The problem: Only lines holding the word "value" are wanted from the records; copy all of them.

Segment Start: Data for this exercise

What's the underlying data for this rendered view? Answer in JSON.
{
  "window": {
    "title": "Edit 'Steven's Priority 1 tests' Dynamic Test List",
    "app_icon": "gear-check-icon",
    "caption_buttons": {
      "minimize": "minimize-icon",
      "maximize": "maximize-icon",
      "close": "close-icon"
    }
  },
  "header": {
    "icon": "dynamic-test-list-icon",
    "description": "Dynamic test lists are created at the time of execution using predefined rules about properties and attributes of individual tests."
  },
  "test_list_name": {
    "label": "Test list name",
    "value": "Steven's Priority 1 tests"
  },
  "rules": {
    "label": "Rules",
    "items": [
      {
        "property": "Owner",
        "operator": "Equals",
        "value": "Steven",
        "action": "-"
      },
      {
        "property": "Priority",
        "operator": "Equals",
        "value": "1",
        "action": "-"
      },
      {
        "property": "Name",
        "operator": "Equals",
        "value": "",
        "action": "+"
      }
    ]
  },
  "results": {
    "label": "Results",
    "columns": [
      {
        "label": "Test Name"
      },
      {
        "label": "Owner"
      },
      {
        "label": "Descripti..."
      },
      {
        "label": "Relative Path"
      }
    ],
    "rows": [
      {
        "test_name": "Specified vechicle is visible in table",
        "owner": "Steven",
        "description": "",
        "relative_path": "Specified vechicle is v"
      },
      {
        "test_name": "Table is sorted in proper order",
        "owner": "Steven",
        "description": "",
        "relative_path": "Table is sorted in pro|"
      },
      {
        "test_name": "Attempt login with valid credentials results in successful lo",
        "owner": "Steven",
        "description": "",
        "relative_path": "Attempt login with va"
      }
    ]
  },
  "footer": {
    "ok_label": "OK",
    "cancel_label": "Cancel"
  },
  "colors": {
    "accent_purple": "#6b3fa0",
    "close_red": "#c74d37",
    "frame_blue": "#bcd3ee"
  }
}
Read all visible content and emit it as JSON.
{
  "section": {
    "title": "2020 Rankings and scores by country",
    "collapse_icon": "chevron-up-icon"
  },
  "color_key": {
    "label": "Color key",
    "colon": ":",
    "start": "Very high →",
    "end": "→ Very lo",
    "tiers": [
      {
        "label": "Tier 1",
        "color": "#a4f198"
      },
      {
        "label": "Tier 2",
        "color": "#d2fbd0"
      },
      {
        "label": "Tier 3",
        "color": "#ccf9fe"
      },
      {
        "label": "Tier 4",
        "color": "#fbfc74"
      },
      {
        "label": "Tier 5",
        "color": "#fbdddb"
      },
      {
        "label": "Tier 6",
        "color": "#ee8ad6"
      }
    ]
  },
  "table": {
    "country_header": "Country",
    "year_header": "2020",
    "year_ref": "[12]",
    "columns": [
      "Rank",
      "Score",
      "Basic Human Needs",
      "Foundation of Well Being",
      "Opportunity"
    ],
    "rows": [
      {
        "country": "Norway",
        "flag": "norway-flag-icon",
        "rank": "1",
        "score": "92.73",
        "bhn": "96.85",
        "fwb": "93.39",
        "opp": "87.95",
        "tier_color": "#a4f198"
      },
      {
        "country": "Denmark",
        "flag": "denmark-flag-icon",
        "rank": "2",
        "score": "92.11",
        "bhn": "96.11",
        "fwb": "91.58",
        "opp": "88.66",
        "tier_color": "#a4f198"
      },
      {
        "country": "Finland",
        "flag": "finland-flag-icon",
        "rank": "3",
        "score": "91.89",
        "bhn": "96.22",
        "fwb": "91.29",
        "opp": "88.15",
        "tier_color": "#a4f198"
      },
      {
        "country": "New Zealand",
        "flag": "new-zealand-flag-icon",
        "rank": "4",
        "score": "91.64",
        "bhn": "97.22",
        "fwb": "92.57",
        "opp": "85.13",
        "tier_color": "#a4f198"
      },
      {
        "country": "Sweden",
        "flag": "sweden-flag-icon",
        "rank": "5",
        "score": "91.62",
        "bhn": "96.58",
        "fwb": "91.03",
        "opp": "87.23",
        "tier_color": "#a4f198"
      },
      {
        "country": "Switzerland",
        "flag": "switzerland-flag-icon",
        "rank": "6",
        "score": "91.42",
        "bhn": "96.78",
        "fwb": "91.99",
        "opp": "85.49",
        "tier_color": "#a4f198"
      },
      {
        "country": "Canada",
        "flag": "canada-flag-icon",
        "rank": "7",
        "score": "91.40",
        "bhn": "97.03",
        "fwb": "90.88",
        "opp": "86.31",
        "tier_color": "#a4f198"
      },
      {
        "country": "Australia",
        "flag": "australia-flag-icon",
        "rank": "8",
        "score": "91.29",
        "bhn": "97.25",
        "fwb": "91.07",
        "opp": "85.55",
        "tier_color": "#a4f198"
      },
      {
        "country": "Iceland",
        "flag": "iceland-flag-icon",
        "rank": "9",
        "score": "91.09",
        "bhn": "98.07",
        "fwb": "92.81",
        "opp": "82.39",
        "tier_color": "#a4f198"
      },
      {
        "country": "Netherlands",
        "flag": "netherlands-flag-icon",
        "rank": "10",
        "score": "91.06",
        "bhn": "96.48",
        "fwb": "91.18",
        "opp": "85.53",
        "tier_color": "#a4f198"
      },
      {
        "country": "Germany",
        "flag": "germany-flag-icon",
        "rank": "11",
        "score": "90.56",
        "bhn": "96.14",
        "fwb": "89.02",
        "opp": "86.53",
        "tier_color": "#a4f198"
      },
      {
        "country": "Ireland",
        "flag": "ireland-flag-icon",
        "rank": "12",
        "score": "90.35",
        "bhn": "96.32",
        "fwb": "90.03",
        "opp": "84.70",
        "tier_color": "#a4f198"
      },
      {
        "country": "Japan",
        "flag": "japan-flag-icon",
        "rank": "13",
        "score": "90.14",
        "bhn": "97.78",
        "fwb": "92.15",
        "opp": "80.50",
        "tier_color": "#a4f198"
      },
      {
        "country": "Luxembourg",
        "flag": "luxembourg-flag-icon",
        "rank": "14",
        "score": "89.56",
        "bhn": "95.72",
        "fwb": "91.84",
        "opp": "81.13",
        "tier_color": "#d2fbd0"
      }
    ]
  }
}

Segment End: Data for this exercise

Response to the exercise:
    "value": "Steven's Priority 1 tests"
        "value": "Steven",
        "value": "1",
        "value": "",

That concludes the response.